WHAT TO DO :: In the records below, pick out all lines containing the word "JSON".

SUPPLIED INFORMATION ::
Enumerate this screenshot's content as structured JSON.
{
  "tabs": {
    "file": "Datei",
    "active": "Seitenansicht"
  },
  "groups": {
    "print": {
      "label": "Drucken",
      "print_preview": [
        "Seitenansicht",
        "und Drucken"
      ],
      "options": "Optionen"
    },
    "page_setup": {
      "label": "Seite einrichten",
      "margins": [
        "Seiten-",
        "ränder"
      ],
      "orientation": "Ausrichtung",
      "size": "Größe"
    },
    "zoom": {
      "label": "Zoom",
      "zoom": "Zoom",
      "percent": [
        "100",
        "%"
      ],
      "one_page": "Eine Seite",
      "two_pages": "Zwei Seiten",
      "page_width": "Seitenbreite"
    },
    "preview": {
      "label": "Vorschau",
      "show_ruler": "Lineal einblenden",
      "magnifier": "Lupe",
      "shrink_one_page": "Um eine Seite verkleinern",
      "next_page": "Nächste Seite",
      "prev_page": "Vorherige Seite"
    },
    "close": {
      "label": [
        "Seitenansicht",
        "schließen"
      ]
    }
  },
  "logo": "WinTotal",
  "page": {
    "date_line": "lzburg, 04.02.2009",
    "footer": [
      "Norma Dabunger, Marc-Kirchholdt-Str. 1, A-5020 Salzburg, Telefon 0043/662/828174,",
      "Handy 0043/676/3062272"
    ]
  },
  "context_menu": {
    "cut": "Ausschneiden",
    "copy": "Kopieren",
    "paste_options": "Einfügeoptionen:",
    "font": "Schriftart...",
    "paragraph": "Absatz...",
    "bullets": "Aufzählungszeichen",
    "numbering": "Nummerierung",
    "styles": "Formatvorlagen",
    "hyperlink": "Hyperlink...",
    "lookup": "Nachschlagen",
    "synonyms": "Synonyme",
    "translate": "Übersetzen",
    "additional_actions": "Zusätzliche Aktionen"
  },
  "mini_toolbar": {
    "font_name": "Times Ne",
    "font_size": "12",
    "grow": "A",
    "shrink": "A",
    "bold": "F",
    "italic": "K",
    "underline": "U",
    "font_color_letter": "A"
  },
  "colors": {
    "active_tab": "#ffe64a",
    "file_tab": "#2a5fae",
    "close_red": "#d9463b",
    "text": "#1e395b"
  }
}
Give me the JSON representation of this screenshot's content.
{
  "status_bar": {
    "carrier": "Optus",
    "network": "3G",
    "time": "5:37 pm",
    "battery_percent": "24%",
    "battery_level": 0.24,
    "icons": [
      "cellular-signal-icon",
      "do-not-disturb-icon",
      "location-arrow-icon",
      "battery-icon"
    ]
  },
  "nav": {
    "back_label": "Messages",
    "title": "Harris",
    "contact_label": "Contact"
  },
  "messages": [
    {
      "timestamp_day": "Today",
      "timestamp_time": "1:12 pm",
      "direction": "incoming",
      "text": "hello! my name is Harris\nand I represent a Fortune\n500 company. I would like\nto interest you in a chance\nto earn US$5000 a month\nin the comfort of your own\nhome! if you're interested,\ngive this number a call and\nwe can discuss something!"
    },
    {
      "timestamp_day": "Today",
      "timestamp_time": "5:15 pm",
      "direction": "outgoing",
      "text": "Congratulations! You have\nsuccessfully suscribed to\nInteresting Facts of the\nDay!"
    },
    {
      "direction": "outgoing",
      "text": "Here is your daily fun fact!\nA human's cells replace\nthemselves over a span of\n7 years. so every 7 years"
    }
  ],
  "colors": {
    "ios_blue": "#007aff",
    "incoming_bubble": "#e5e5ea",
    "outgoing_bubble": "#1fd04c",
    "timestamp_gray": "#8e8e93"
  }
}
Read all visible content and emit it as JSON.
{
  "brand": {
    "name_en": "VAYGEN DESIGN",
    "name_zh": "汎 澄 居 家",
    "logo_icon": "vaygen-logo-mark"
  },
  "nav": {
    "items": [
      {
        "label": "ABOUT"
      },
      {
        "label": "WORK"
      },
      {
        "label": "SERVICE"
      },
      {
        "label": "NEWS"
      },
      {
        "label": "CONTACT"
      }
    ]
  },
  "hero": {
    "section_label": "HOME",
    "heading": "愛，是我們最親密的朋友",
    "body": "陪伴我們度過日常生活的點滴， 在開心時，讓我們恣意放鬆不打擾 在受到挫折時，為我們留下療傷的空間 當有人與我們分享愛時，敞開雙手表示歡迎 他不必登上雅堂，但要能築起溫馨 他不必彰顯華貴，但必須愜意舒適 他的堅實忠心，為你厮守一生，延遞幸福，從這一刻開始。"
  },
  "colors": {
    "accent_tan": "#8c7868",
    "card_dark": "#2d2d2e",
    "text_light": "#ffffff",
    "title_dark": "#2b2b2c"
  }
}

ANSWER SECTION ::
Enumerate this screenshot's content as structured JSON.
Give me the JSON representation of this screenshot's content.
Read all visible content and emit it as JSON.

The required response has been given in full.